EXERCISE :: Omitting the pictures, output all of the records precisely as written.

PROVIDED ENTRIES ::
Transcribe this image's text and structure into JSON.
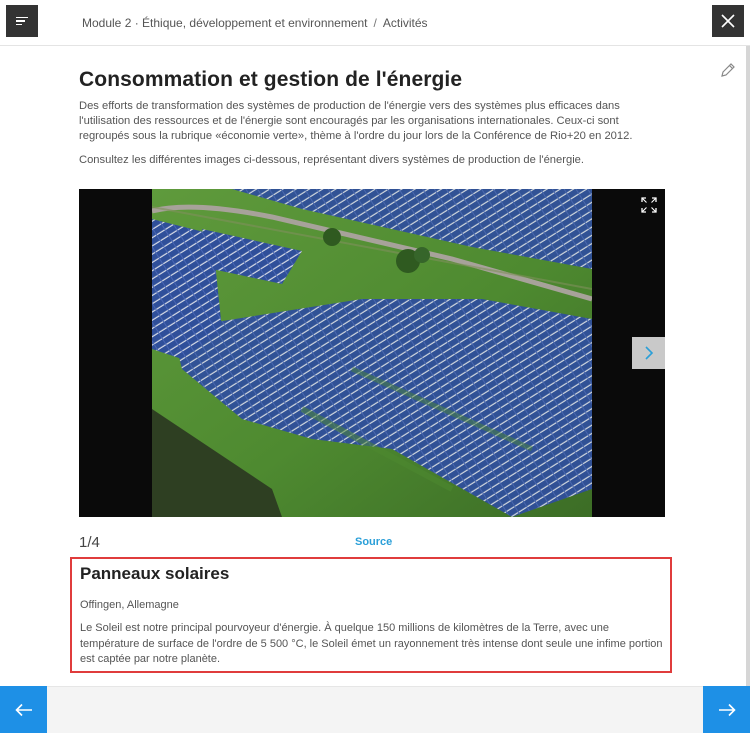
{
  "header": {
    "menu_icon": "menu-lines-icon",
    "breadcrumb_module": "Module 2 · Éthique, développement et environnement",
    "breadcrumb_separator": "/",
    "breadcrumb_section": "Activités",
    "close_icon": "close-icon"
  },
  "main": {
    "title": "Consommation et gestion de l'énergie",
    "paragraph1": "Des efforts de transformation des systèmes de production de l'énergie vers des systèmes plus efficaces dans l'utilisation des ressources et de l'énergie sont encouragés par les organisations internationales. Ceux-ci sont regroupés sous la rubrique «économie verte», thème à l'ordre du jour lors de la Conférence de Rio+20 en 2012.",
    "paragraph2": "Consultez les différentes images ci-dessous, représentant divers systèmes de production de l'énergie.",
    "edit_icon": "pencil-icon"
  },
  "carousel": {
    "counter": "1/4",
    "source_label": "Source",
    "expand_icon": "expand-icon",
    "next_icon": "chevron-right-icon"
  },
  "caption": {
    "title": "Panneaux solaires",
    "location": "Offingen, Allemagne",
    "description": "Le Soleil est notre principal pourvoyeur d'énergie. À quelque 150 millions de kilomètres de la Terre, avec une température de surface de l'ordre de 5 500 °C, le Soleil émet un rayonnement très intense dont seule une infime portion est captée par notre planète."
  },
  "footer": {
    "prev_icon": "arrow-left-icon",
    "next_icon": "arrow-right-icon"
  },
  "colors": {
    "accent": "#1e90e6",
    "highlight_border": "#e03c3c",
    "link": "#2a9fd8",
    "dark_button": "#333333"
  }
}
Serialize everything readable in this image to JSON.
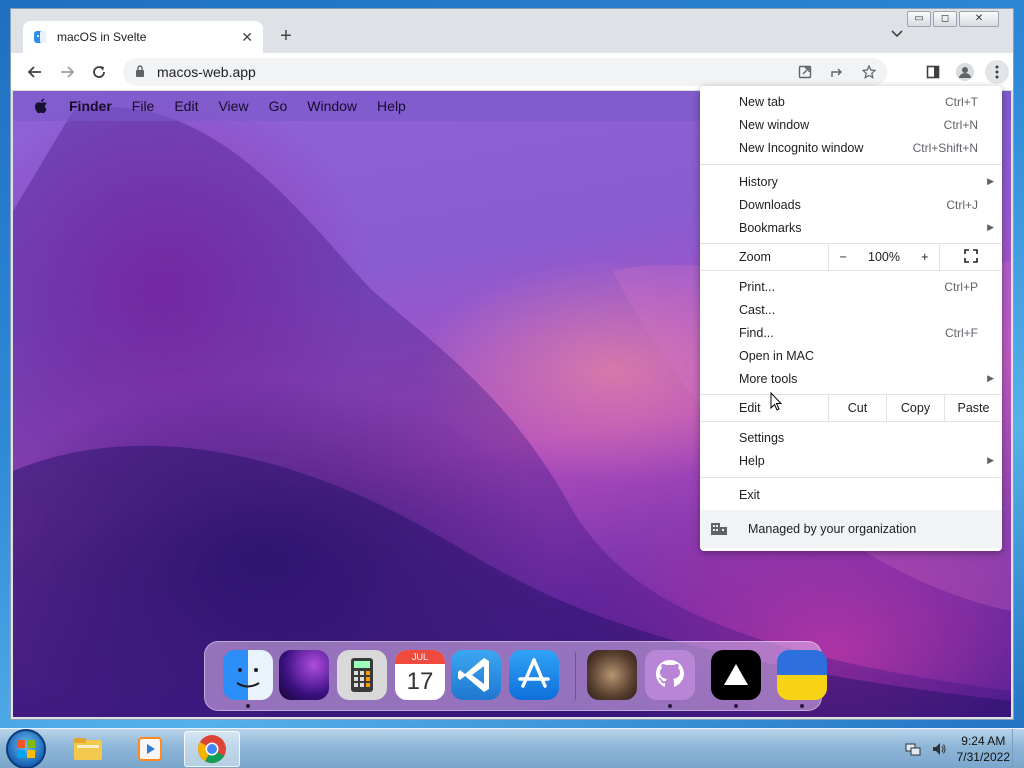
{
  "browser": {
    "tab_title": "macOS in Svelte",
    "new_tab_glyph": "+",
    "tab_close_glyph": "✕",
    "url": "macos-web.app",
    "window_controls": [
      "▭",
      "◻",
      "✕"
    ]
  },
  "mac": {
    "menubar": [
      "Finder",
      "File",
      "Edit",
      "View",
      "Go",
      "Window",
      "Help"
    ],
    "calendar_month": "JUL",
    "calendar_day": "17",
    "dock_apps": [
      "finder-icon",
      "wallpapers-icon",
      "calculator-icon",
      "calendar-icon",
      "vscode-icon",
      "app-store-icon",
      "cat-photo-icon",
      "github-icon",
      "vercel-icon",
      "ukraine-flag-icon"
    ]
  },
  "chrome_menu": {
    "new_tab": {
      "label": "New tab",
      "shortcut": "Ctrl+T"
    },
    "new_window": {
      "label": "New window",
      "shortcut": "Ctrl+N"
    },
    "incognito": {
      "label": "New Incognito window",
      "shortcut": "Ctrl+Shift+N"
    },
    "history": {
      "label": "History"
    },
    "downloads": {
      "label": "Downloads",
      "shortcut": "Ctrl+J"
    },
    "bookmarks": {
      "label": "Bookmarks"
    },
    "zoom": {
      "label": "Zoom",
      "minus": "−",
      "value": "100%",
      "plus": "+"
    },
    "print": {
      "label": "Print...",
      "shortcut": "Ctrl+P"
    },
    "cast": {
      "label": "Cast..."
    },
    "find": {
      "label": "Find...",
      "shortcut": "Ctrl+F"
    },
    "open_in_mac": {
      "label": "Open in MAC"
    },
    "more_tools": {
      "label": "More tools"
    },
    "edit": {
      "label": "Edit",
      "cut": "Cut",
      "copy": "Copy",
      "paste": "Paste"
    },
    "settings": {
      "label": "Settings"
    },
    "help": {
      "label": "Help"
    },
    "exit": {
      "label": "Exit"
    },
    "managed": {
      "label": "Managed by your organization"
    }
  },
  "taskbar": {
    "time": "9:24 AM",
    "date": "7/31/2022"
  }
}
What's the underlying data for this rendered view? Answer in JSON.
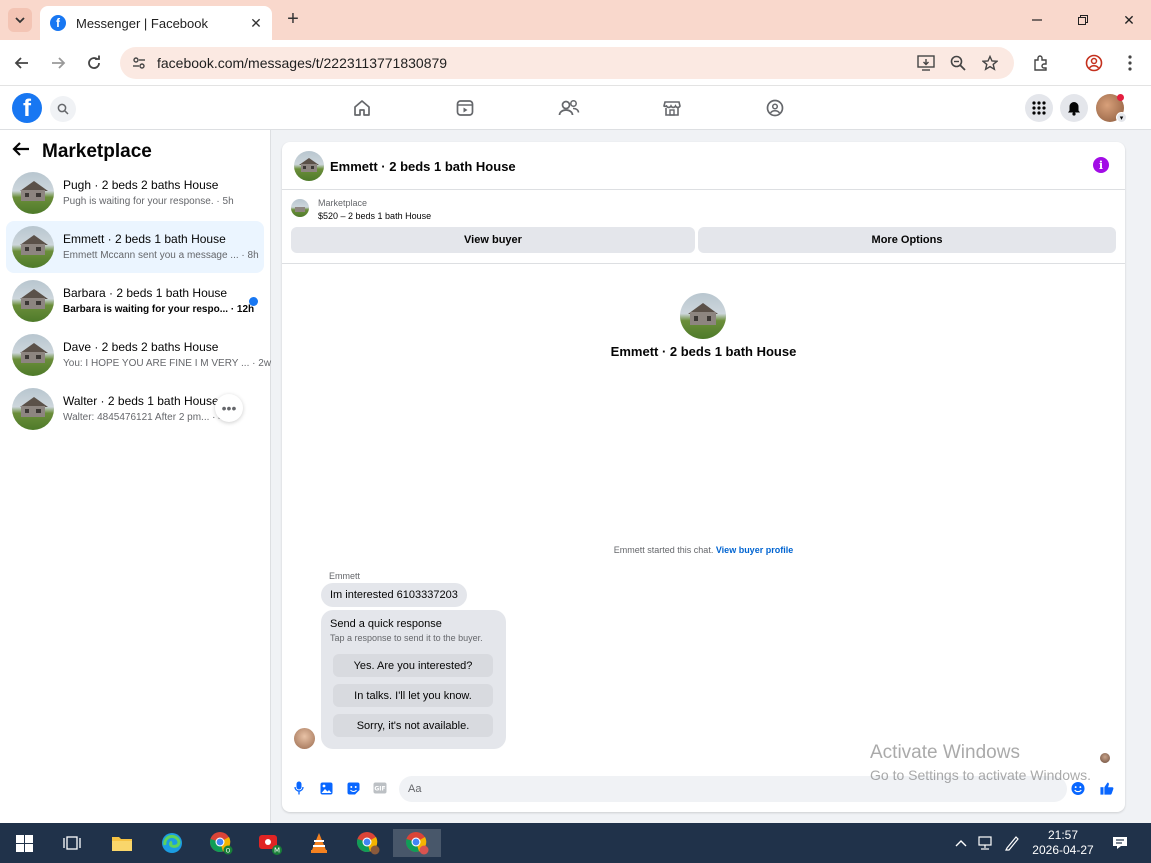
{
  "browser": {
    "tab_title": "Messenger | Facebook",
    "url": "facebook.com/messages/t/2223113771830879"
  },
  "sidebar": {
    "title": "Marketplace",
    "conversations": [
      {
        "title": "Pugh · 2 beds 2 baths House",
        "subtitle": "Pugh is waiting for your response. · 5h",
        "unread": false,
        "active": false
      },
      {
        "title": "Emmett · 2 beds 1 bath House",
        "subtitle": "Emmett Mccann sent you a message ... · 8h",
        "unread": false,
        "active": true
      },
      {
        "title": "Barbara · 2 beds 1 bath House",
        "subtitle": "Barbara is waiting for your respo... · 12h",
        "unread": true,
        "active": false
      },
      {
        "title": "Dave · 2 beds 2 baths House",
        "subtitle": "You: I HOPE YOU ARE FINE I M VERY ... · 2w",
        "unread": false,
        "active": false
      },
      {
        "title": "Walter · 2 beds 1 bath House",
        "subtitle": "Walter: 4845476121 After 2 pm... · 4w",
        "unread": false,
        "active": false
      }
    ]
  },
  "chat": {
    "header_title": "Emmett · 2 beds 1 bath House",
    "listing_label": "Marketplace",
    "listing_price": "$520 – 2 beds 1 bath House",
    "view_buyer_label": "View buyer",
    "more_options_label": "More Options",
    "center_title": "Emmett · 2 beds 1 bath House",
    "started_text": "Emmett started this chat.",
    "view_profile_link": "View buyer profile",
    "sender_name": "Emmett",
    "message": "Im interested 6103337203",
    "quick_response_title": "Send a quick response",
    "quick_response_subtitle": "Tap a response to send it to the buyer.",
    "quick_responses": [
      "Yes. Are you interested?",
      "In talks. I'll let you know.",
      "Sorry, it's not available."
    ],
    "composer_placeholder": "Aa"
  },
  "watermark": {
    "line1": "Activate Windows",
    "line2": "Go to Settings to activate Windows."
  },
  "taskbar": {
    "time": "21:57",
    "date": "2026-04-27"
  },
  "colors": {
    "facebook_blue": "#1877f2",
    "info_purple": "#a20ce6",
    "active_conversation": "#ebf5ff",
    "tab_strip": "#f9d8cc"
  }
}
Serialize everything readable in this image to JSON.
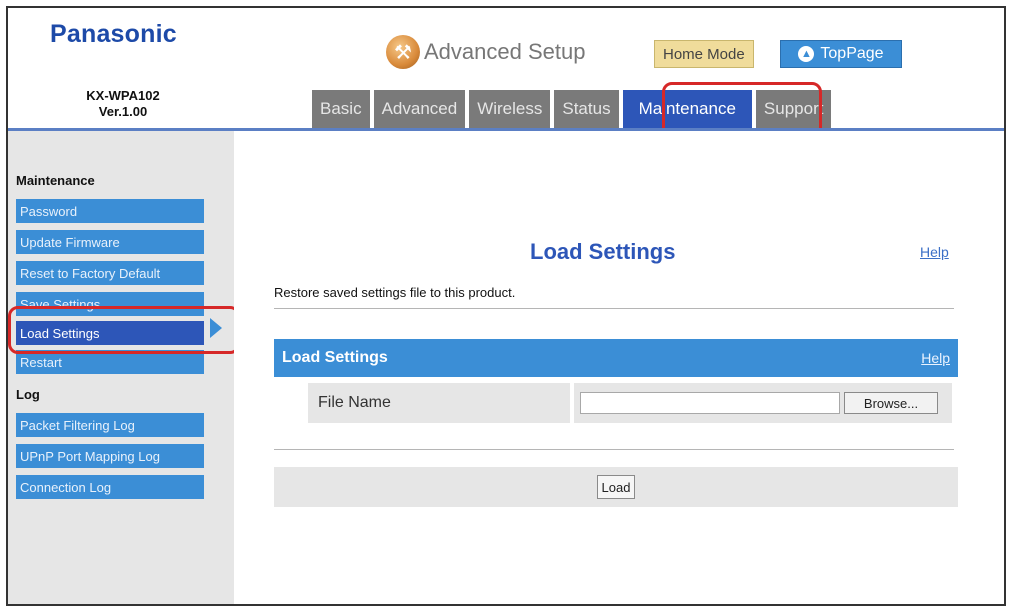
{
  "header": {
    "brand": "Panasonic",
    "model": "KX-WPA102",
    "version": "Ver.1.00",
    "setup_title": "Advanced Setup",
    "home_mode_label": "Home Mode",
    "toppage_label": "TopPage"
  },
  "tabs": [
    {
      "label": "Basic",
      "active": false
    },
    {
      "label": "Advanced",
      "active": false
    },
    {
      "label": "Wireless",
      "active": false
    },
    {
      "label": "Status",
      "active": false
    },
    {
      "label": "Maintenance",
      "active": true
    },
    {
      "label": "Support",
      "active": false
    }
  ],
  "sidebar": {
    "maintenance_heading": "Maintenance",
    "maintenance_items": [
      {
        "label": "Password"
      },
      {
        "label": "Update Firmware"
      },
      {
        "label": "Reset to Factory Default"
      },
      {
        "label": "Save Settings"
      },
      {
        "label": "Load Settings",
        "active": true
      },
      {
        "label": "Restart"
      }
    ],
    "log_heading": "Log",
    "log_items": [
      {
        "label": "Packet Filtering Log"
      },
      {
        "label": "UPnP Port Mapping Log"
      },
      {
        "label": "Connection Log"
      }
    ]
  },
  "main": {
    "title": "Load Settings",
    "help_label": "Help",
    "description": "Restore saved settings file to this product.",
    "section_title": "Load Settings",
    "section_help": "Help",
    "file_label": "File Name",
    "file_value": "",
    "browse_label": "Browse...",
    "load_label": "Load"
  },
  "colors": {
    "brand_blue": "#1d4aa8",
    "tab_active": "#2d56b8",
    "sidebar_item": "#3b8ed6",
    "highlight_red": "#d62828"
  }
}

REPLY TO THE TASK ::
Transcribe this image's text and structure into JSON.
{
  "header": {
    "menu_icon": "menu-lines-icon",
    "breadcrumb_module": "Module 2 · Éthique, développement et environnement",
    "breadcrumb_separator": "/",
    "breadcrumb_section": "Activités",
    "close_icon": "close-icon"
  },
  "main": {
    "title": "Consommation et gestion de l'énergie",
    "paragraph1": "Des efforts de transformation des systèmes de production de l'énergie vers des systèmes plus efficaces dans l'utilisation des ressources et de l'énergie sont encouragés par les organisations internationales. Ceux-ci sont regroupés sous la rubrique «économie verte», thème à l'ordre du jour lors de la Conférence de Rio+20 en 2012.",
    "paragraph2": "Consultez les différentes images ci-dessous, représentant divers systèmes de production de l'énergie.",
    "edit_icon": "pencil-icon"
  },
  "carousel": {
    "counter": "1/4",
    "source_label": "Source",
    "expand_icon": "expand-icon",
    "next_icon": "chevron-right-icon"
  },
  "caption": {
    "title": "Panneaux solaires",
    "location": "Offingen, Allemagne",
    "description": "Le Soleil est notre principal pourvoyeur d'énergie. À quelque 150 millions de kilomètres de la Terre, avec une température de surface de l'ordre de 5 500 °C, le Soleil émet un rayonnement très intense dont seule une infime portion est captée par notre planète."
  },
  "footer": {
    "prev_icon": "arrow-left-icon",
    "next_icon": "arrow-right-icon"
  },
  "colors": {
    "accent": "#1e90e6",
    "highlight_border": "#e03c3c",
    "link": "#2a9fd8",
    "dark_button": "#333333"
  }
}
Serialize everything readable in this image to JSON.
{
  "browser": {
    "tab_title": "macOS in Svelte",
    "new_tab_glyph": "+",
    "tab_close_glyph": "✕",
    "url": "macos-web.app",
    "window_controls": [
      "▭",
      "◻",
      "✕"
    ]
  },
  "mac": {
    "menubar": [
      "Finder",
      "File",
      "Edit",
      "View",
      "Go",
      "Window",
      "Help"
    ],
    "calendar_month": "JUL",
    "calendar_day": "17",
    "dock_apps": [
      "finder-icon",
      "wallpapers-icon",
      "calculator-icon",
      "calendar-icon",
      "vscode-icon",
      "app-store-icon",
      "cat-photo-icon",
      "github-icon",
      "vercel-icon",
      "ukraine-flag-icon"
    ]
  },
  "chrome_menu": {
    "new_tab": {
      "label": "New tab",
      "shortcut": "Ctrl+T"
    },
    "new_window": {
      "label": "New window",
      "shortcut": "Ctrl+N"
    },
    "incognito": {
      "label": "New Incognito window",
      "shortcut": "Ctrl+Shift+N"
    },
    "history": {
      "label": "History"
    },
    "downloads": {
      "label": "Downloads",
      "shortcut": "Ctrl+J"
    },
    "bookmarks": {
      "label": "Bookmarks"
    },
    "zoom": {
      "label": "Zoom",
      "minus": "−",
      "value": "100%",
      "plus": "+"
    },
    "print": {
      "label": "Print...",
      "shortcut": "Ctrl+P"
    },
    "cast": {
      "label": "Cast..."
    },
    "find": {
      "label": "Find...",
      "shortcut": "Ctrl+F"
    },
    "open_in_mac": {
      "label": "Open in MAC"
    },
    "more_tools": {
      "label": "More tools"
    },
    "edit": {
      "label": "Edit",
      "cut": "Cut",
      "copy": "Copy",
      "paste": "Paste"
    },
    "settings": {
      "label": "Settings"
    },
    "help": {
      "label": "Help"
    },
    "exit": {
      "label": "Exit"
    },
    "managed": {
      "label": "Managed by your organization"
    }
  },
  "taskbar": {
    "time": "9:24 AM",
    "date": "7/31/2022"
  }
}
What's the underlying data for this rendered view? Answer in JSON.
{
  "browser": {
    "tab_title": "Messenger | Facebook",
    "url": "facebook.com/messages/t/2223113771830879"
  },
  "sidebar": {
    "title": "Marketplace",
    "conversations": [
      {
        "title": "Pugh · 2 beds 2 baths House",
        "subtitle": "Pugh is waiting for your response. · 5h",
        "unread": false,
        "active": false
      },
      {
        "title": "Emmett · 2 beds 1 bath House",
        "subtitle": "Emmett Mccann sent you a message ... · 8h",
        "unread": false,
        "active": true
      },
      {
        "title": "Barbara · 2 beds 1 bath House",
        "subtitle": "Barbara is waiting for your respo... · 12h",
        "unread": true,
        "active": false
      },
      {
        "title": "Dave · 2 beds 2 baths House",
        "subtitle": "You: I HOPE YOU ARE FINE I M VERY ... · 2w",
        "unread": false,
        "active": false
      },
      {
        "title": "Walter · 2 beds 1 bath House",
        "subtitle": "Walter: 4845476121 After 2 pm... · 4w",
        "unread": false,
        "active": false
      }
    ]
  },
  "chat": {
    "header_title": "Emmett · 2 beds 1 bath House",
    "listing_label": "Marketplace",
    "listing_price": "$520 – 2 beds 1 bath House",
    "view_buyer_label": "View buyer",
    "more_options_label": "More Options",
    "center_title": "Emmett · 2 beds 1 bath House",
    "started_text": "Emmett started this chat.",
    "view_profile_link": "View buyer profile",
    "sender_name": "Emmett",
    "message": "Im interested 6103337203",
    "quick_response_title": "Send a quick response",
    "quick_response_subtitle": "Tap a response to send it to the buyer.",
    "quick_responses": [
      "Yes. Are you interested?",
      "In talks. I'll let you know.",
      "Sorry, it's not available."
    ],
    "composer_placeholder": "Aa"
  },
  "watermark": {
    "line1": "Activate Windows",
    "line2": "Go to Settings to activate Windows."
  },
  "taskbar": {
    "time": "21:57",
    "date": "2026-04-27"
  },
  "colors": {
    "facebook_blue": "#1877f2",
    "info_purple": "#a20ce6",
    "active_conversation": "#ebf5ff",
    "tab_strip": "#f9d8cc"
  }
}
Serialize everything readable in this image to JSON.
{
  "header": {
    "brand": "Panasonic",
    "model": "KX-WPA102",
    "version": "Ver.1.00",
    "setup_title": "Advanced Setup",
    "home_mode_label": "Home Mode",
    "toppage_label": "TopPage"
  },
  "tabs": [
    {
      "label": "Basic",
      "active": false
    },
    {
      "label": "Advanced",
      "active": false
    },
    {
      "label": "Wireless",
      "active": false
    },
    {
      "label": "Status",
      "active": false
    },
    {
      "label": "Maintenance",
      "active": true
    },
    {
      "label": "Support",
      "active": false
    }
  ],
  "sidebar": {
    "maintenance_heading": "Maintenance",
    "maintenance_items": [
      {
        "label": "Password"
      },
      {
        "label": "Update Firmware"
      },
      {
        "label": "Reset to Factory Default"
      },
      {
        "label": "Save Settings"
      },
      {
        "label": "Load Settings",
        "active": true
      },
      {
        "label": "Restart"
      }
    ],
    "log_heading": "Log",
    "log_items": [
      {
        "label": "Packet Filtering Log"
      },
      {
        "label": "UPnP Port Mapping Log"
      },
      {
        "label": "Connection Log"
      }
    ]
  },
  "main": {
    "title": "Load Settings",
    "help_label": "Help",
    "description": "Restore saved settings file to this product.",
    "section_title": "Load Settings",
    "section_help": "Help",
    "file_label": "File Name",
    "file_value": "",
    "browse_label": "Browse...",
    "load_label": "Load"
  },
  "colors": {
    "brand_blue": "#1d4aa8",
    "tab_active": "#2d56b8",
    "sidebar_item": "#3b8ed6",
    "highlight_red": "#d62828"
  }
}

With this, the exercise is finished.